**Activity**:
In the records, each line holding "JSON" must be reported.

**Extracted data**:
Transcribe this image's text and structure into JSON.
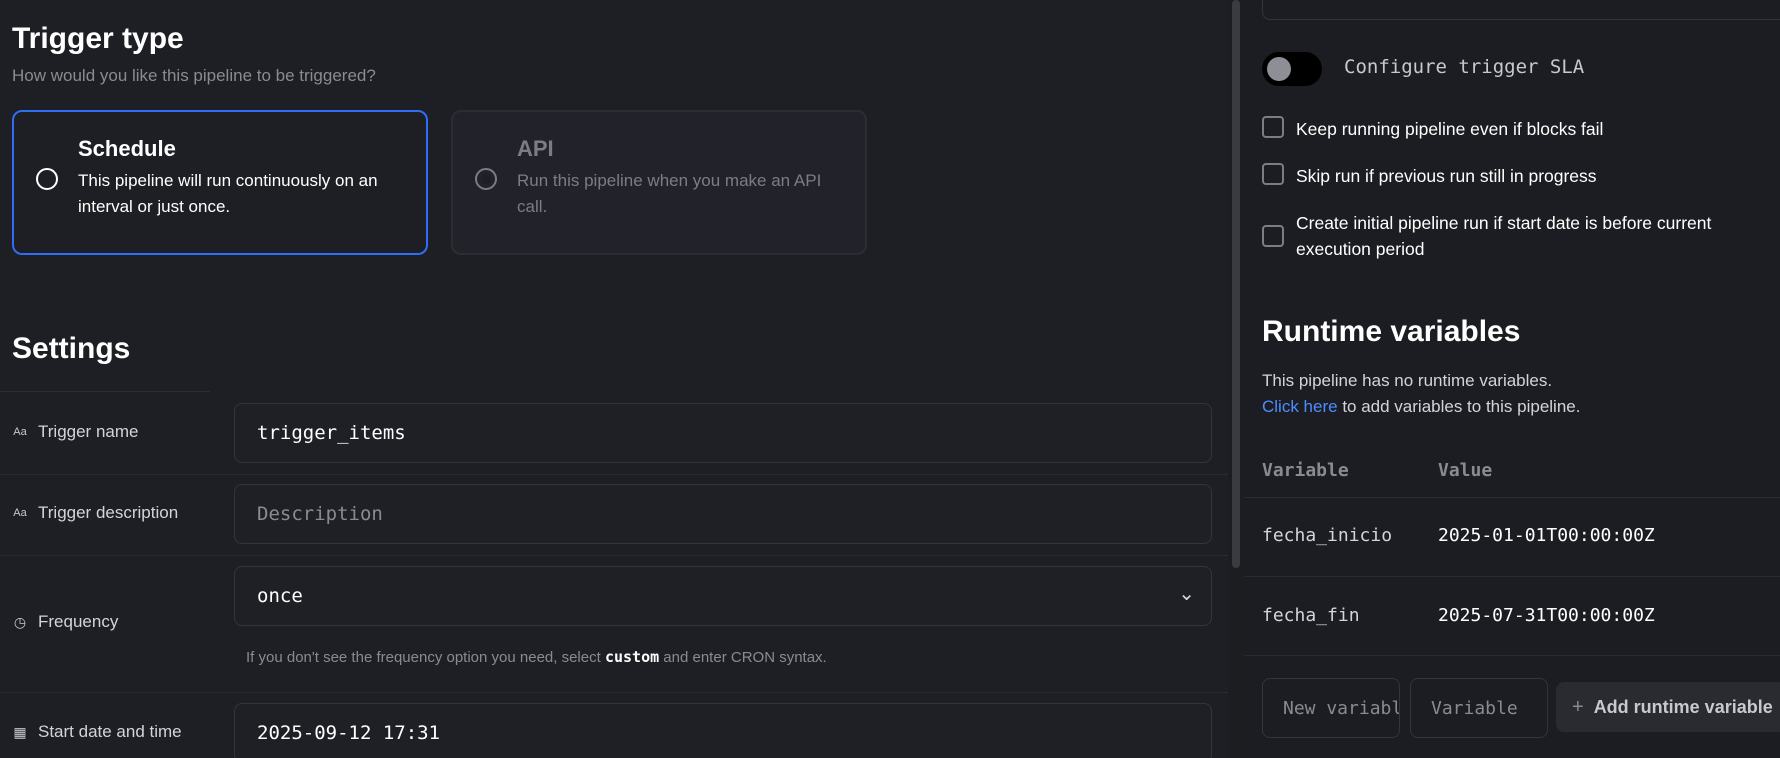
{
  "trigger_type": {
    "title": "Trigger type",
    "subtitle": "How would you like this pipeline to be triggered?",
    "options": [
      {
        "title": "Schedule",
        "description": "This pipeline will run continuously on an interval or just once.",
        "selected": true
      },
      {
        "title": "API",
        "description": "Run this pipeline when you make an API call.",
        "selected": false
      }
    ]
  },
  "settings": {
    "title": "Settings",
    "trigger_name": {
      "label": "Trigger name",
      "value": "trigger_items",
      "icon": "text-type-icon"
    },
    "trigger_description": {
      "label": "Trigger description",
      "placeholder": "Description",
      "icon": "text-type-icon"
    },
    "frequency": {
      "label": "Frequency",
      "value": "once",
      "icon": "clock-icon",
      "help_prefix": "If you don't see the frequency option you need, select ",
      "help_code": "custom",
      "help_suffix": " and enter CRON syntax."
    },
    "start_date": {
      "label": "Start date and time",
      "value": "2025-09-12 17:31",
      "icon": "calendar-icon"
    }
  },
  "sla": {
    "label": "Configure trigger SLA",
    "enabled": false
  },
  "checkboxes": [
    {
      "label": "Keep running pipeline even if blocks fail",
      "checked": false
    },
    {
      "label": "Skip run if previous run still in progress",
      "checked": false
    },
    {
      "label": "Create initial pipeline run if start date is before current execution period",
      "checked": false
    }
  ],
  "runtime_variables": {
    "title": "Runtime variables",
    "note": "This pipeline has no runtime variables.",
    "link": "Click here",
    "link_suffix": " to add variables to this pipeline.",
    "headers": {
      "variable": "Variable",
      "value": "Value"
    },
    "rows": [
      {
        "variable": "fecha_inicio",
        "value": "2025-01-01T00:00:00Z"
      },
      {
        "variable": "fecha_fin",
        "value": "2025-07-31T00:00:00Z"
      }
    ],
    "new_variable_placeholder": "New variable",
    "value_placeholder": "Variable",
    "add_button": "Add runtime variable"
  },
  "colors": {
    "accent": "#2f6df6",
    "link": "#4d8cff",
    "background": "#1e1f24"
  }
}
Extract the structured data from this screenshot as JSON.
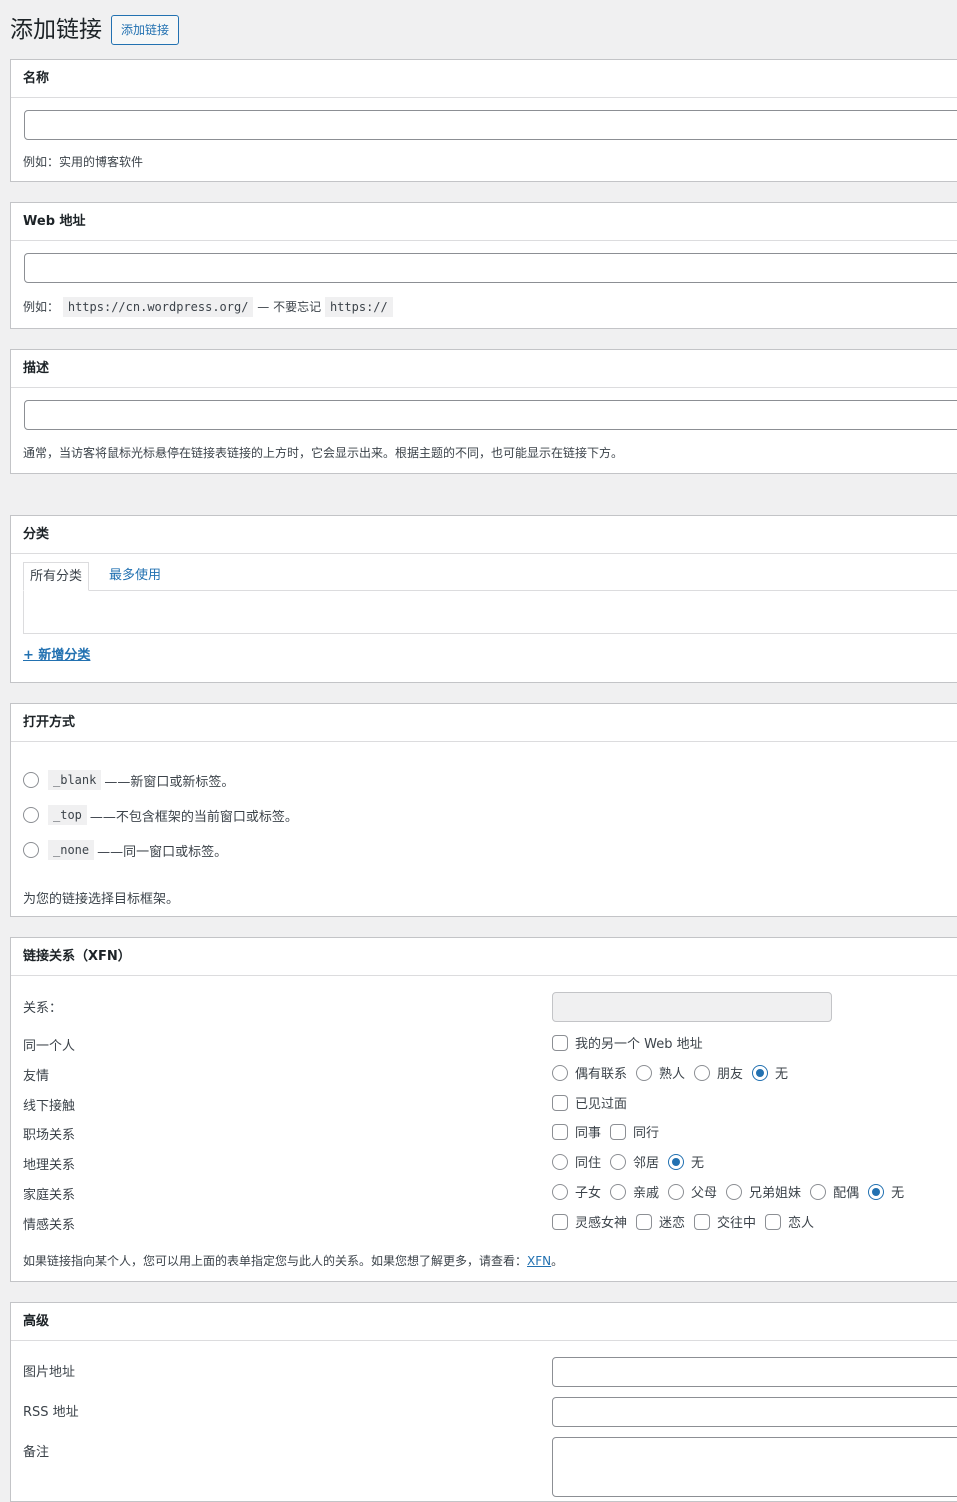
{
  "page": {
    "title": "添加链接",
    "add_button": "添加链接"
  },
  "name_box": {
    "title": "名称",
    "value": "",
    "hint": "例如：实用的博客软件"
  },
  "url_box": {
    "title": "Web 地址",
    "value": "",
    "hint_prefix": "例如：",
    "hint_code1": "https://cn.wordpress.org/",
    "hint_mid": "— 不要忘记",
    "hint_code2": "https://"
  },
  "desc_box": {
    "title": "描述",
    "value": "",
    "hint": "通常，当访客将鼠标光标悬停在链接表链接的上方时，它会显示出来。根据主题的不同，也可能显示在链接下方。"
  },
  "category_box": {
    "title": "分类",
    "tab_all": "所有分类",
    "tab_popular": "最多使用",
    "add_new": "+ 新增分类"
  },
  "target_box": {
    "title": "打开方式",
    "options": [
      {
        "code": "_blank",
        "desc": "——新窗口或新标签。",
        "checked": false
      },
      {
        "code": "_top",
        "desc": "——不包含框架的当前窗口或标签。",
        "checked": false
      },
      {
        "code": "_none",
        "desc": "——同一窗口或标签。",
        "checked": false
      }
    ],
    "hint": "为您的链接选择目标框架。"
  },
  "xfn_box": {
    "title": "链接关系（XFN）",
    "rel_label": "关系：",
    "rel_value": "",
    "rows": [
      {
        "label": "同一个人",
        "type": "checkbox",
        "options": [
          {
            "label": "我的另一个 Web 地址",
            "checked": false
          }
        ]
      },
      {
        "label": "友情",
        "type": "radio",
        "options": [
          {
            "label": "偶有联系",
            "checked": false
          },
          {
            "label": "熟人",
            "checked": false
          },
          {
            "label": "朋友",
            "checked": false
          },
          {
            "label": "无",
            "checked": true
          }
        ]
      },
      {
        "label": "线下接触",
        "type": "checkbox",
        "options": [
          {
            "label": "已见过面",
            "checked": false
          }
        ]
      },
      {
        "label": "职场关系",
        "type": "checkbox",
        "options": [
          {
            "label": "同事",
            "checked": false
          },
          {
            "label": "同行",
            "checked": false
          }
        ]
      },
      {
        "label": "地理关系",
        "type": "radio",
        "options": [
          {
            "label": "同住",
            "checked": false
          },
          {
            "label": "邻居",
            "checked": false
          },
          {
            "label": "无",
            "checked": true
          }
        ]
      },
      {
        "label": "家庭关系",
        "type": "radio",
        "options": [
          {
            "label": "子女",
            "checked": false
          },
          {
            "label": "亲戚",
            "checked": false
          },
          {
            "label": "父母",
            "checked": false
          },
          {
            "label": "兄弟姐妹",
            "checked": false
          },
          {
            "label": "配偶",
            "checked": false
          },
          {
            "label": "无",
            "checked": true
          }
        ]
      },
      {
        "label": "情感关系",
        "type": "checkbox",
        "options": [
          {
            "label": "灵感女神",
            "checked": false
          },
          {
            "label": "迷恋",
            "checked": false
          },
          {
            "label": "交往中",
            "checked": false
          },
          {
            "label": "恋人",
            "checked": false
          }
        ]
      }
    ],
    "hint_prefix": "如果链接指向某个人，您可以用上面的表单指定您与此人的关系。如果您想了解更多，请查看：",
    "hint_link": "XFN",
    "hint_suffix": "。"
  },
  "advanced_box": {
    "title": "高级",
    "image_label": "图片地址",
    "image_value": "",
    "rss_label": "RSS 地址",
    "rss_value": "",
    "notes_label": "备注",
    "notes_value": ""
  }
}
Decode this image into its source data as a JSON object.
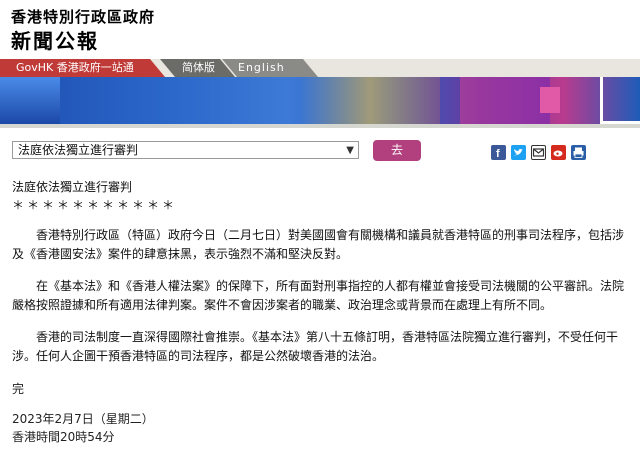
{
  "header": {
    "brand_line1": "香港特別行政區政府",
    "brand_line2": "新聞公報"
  },
  "nav": {
    "govhk": "GovHK 香港政府一站通",
    "simplified": "简体版",
    "english": "English"
  },
  "toolbar": {
    "selected_article": "法庭依法獨立進行審判",
    "go_label": "去"
  },
  "share_icons": [
    "facebook-icon",
    "twitter-icon",
    "email-icon",
    "weibo-icon",
    "print-icon"
  ],
  "article": {
    "title": "法庭依法獨立進行審判",
    "stars": "＊＊＊＊＊＊＊＊＊＊＊",
    "paragraphs": [
      "香港特別行政區（特區）政府今日（二月七日）對美國國會有關機構和議員就香港特區的刑事司法程序，包括涉及《香港國安法》案件的肆意抹黑，表示強烈不滿和堅決反對。",
      "在《基本法》和《香港人權法案》的保障下，所有面對刑事指控的人都有權並會接受司法機關的公平審訊。法院嚴格按照證據和所有適用法律判案。案件不會因涉案者的職業、政治理念或背景而在處理上有所不同。",
      "香港的司法制度一直深得國際社會推崇。《基本法》第八十五條訂明，香港特區法院獨立進行審判，不受任何干涉。任何人企圖干預香港特區的司法程序，都是公然破壞香港的法治。"
    ],
    "end": "完",
    "date": "2023年2月7日（星期二）",
    "time": "香港時間20時54分"
  },
  "colors": {
    "gov_tab": "#c03a37",
    "go_button": "#b3407e",
    "lang_tab": "#6b6b68"
  }
}
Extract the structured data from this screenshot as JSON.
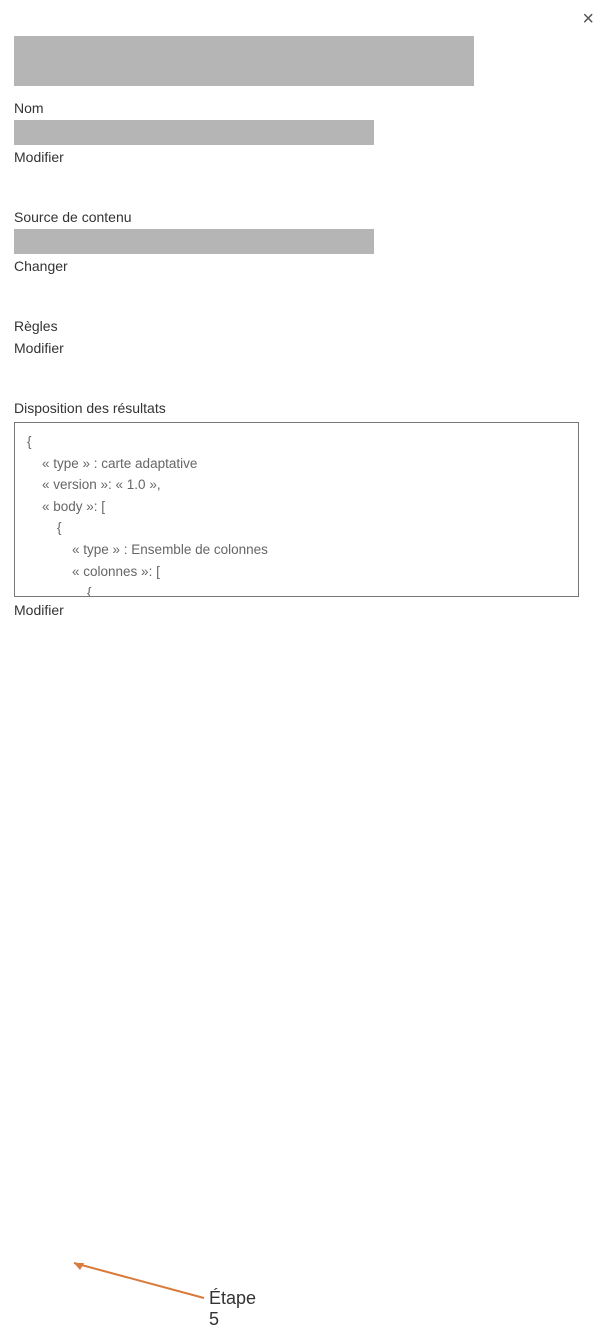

**Output for this task**:
Transcribe this image's text and structure into JSON.
Extract the structured data from this screenshot as JSON.
Decode this image into its source data as a JSON object.
Extract the structured data from this screenshot as JSON.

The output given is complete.